He likes him as a guy, respects him as a coach and thinks there may be seem credence to the theory that it is all an act to keep the pressure off his players. He also says the Clare and Waterford players who have worked with Davy say he is calmness personified inside the dressing room.

I’m starting to side with Vincent on this one.
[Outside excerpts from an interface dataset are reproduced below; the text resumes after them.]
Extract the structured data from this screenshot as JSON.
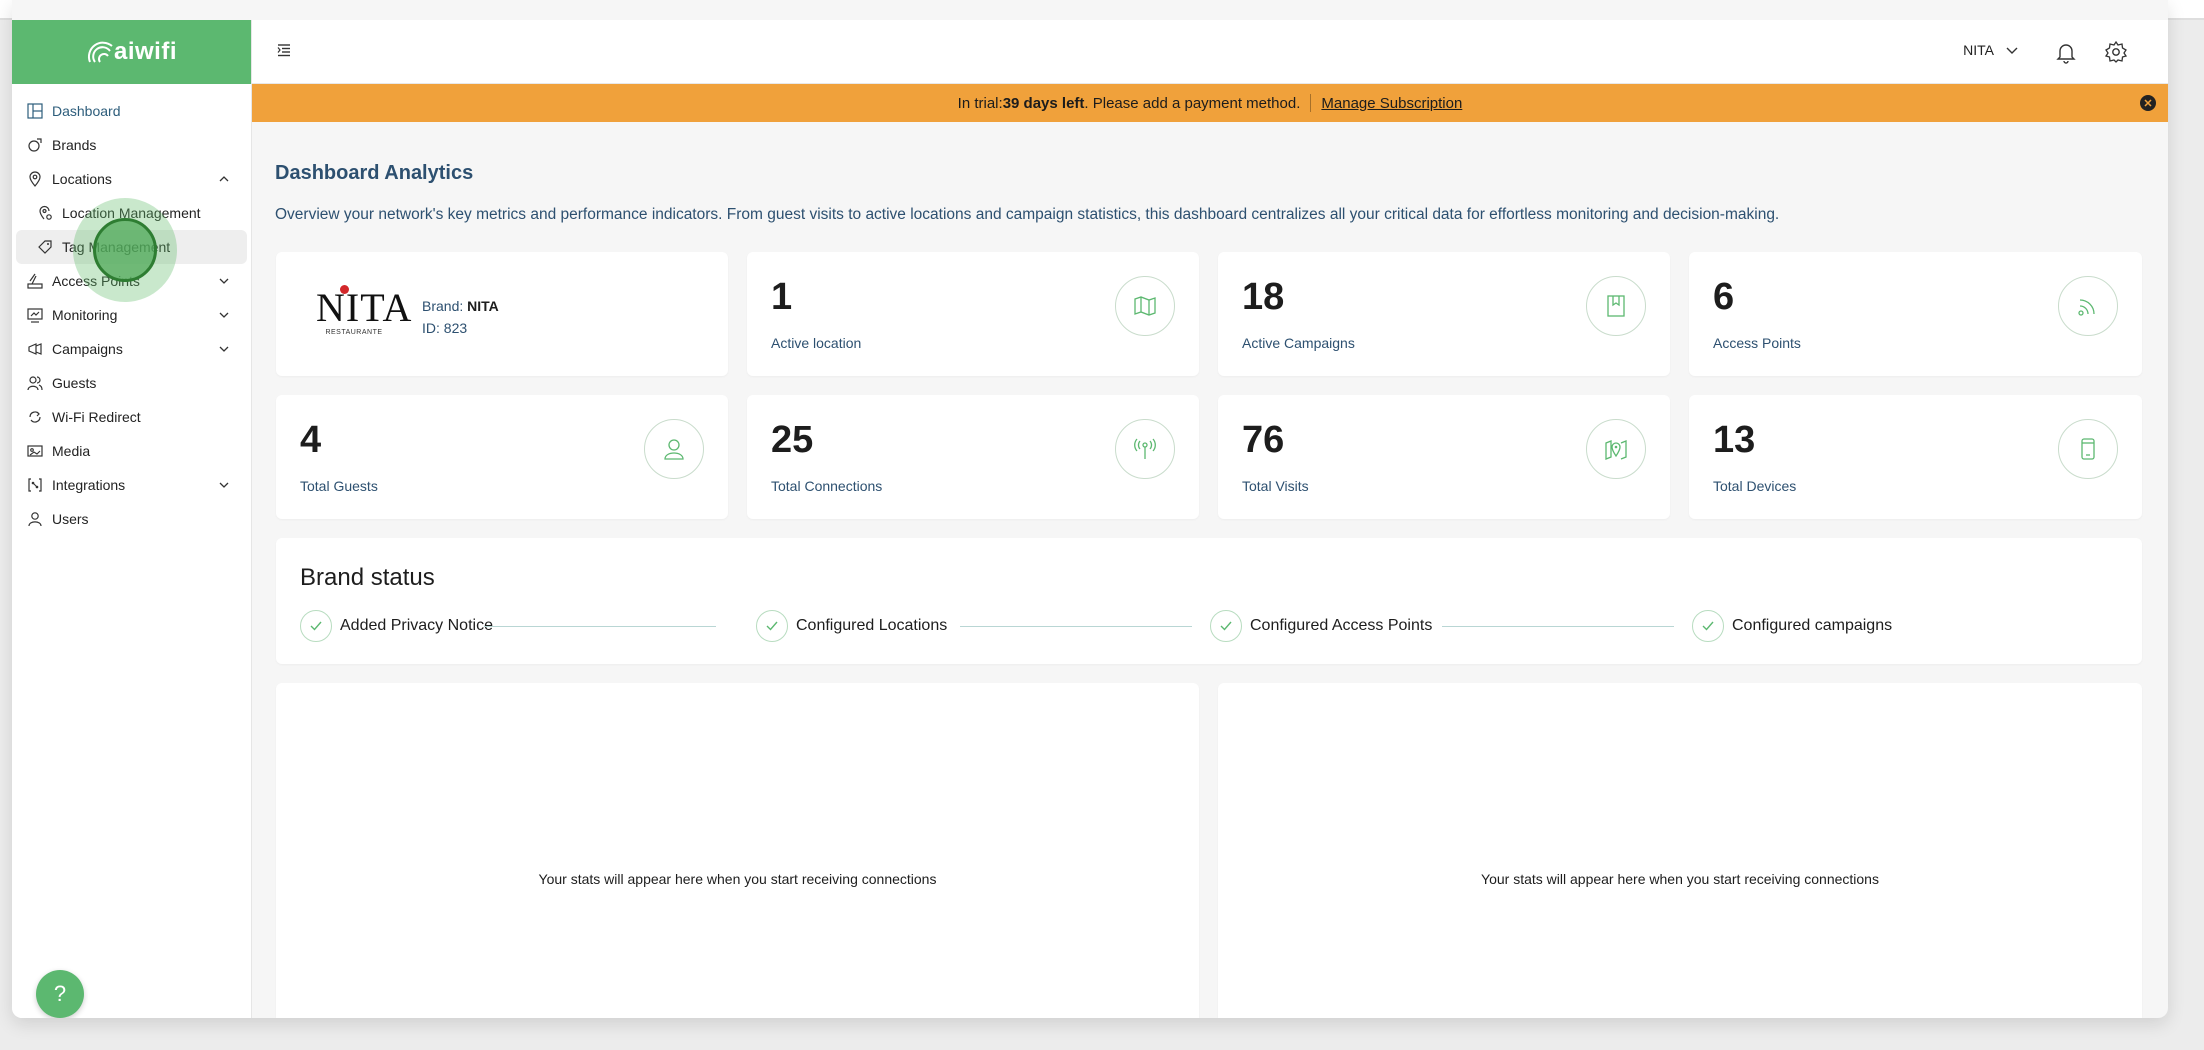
{
  "app": {
    "logo_text": "aiwifi"
  },
  "sidebar": {
    "items": [
      {
        "label": "Dashboard"
      },
      {
        "label": "Brands"
      },
      {
        "label": "Locations"
      },
      {
        "label": "Location Management"
      },
      {
        "label": "Tag Management"
      },
      {
        "label": "Access Points"
      },
      {
        "label": "Monitoring"
      },
      {
        "label": "Campaigns"
      },
      {
        "label": "Guests"
      },
      {
        "label": "Wi-Fi Redirect"
      },
      {
        "label": "Media"
      },
      {
        "label": "Integrations"
      },
      {
        "label": "Users"
      }
    ],
    "help_label": "?"
  },
  "header": {
    "user_name": "NITA"
  },
  "banner": {
    "prefix": "In trial: ",
    "days": "39 days left",
    "suffix": ". Please add a payment method.",
    "link": "Manage Subscription",
    "close": "✕"
  },
  "main": {
    "title": "Dashboard Analytics",
    "description": "Overview your network's key metrics and performance indicators. From guest visits to active locations and campaign statistics, this dashboard centralizes all your critical data for effortless monitoring and decision-making.",
    "brand_card": {
      "logo_name": "NITA",
      "logo_sub": "RESTAURANTE",
      "brand_label": "Brand: ",
      "brand_value": "NITA",
      "id_text": "ID: 823"
    },
    "stats": [
      {
        "value": "1",
        "label": "Active location",
        "icon": "map-icon"
      },
      {
        "value": "18",
        "label": "Active Campaigns",
        "icon": "campaign-book-icon"
      },
      {
        "value": "6",
        "label": "Access Points",
        "icon": "wifi-signal-icon"
      },
      {
        "value": "4",
        "label": "Total Guests",
        "icon": "user-icon"
      },
      {
        "value": "25",
        "label": "Total Connections",
        "icon": "antenna-icon"
      },
      {
        "value": "76",
        "label": "Total Visits",
        "icon": "map-pin-icon"
      },
      {
        "value": "13",
        "label": "Total Devices",
        "icon": "mobile-device-icon"
      }
    ],
    "brand_status": {
      "title": "Brand status",
      "steps": [
        {
          "label": "Added Privacy Notice"
        },
        {
          "label": "Configured Locations"
        },
        {
          "label": "Configured Access Points"
        },
        {
          "label": "Configured campaigns"
        }
      ]
    },
    "empty_message": "Your stats will appear here when you start receiving connections"
  },
  "colors": {
    "brand_green": "#5cb870",
    "banner_orange": "#f0a13b",
    "title_blue": "#2d5070"
  }
}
Whatever about his rants off the field, Davy Fitzgerald has performed miracles with this Clare team this season.

They should have won the All-Ireland hurling final last Sunday when the great players from Kilkenny and Galway and Tipperary were sitting in the stands or on their couches watching it all.

They will take great heart and confidence from running Cork off the pitch for many of the 73 minutes played at Croke Park last Sunday.

And they will go into the replay – at 5 p.m. on Saturday, September 28 – believing that they can win the MacCarthy Cup because that is what their manager Davy Fitzgerald wants them to believe and will ensure they believe.

He may be mouthy and opinionated and convinced he is persecuted, but Davy Fitz is also a winner. And that’s all that really matters on a September Sunday in Croke Park.

CORK thought they had the All-Ireland hurling final won when Clare defender Domhnall O’Donovan crossed the halfway line in the final seconds of added time  – and scored his first ever championship point. When asked what he thought when he saw O’Donovan for a score, boss Davy Fitz said, “You don’t want to f***ing know.” O’Donovan usually missed in training but he pointed his way into history on Sunday.

GIOVANNI Trapattoni’s record as a football manager is exemplary but it belongs in the history books, not in the Irish dressing room. On Monday he claimed that he is worth another two year contract as Ireland manager and insisted he has done not a good job with Ireland, but a great job. The man is delusional and the sooner he goes, the better.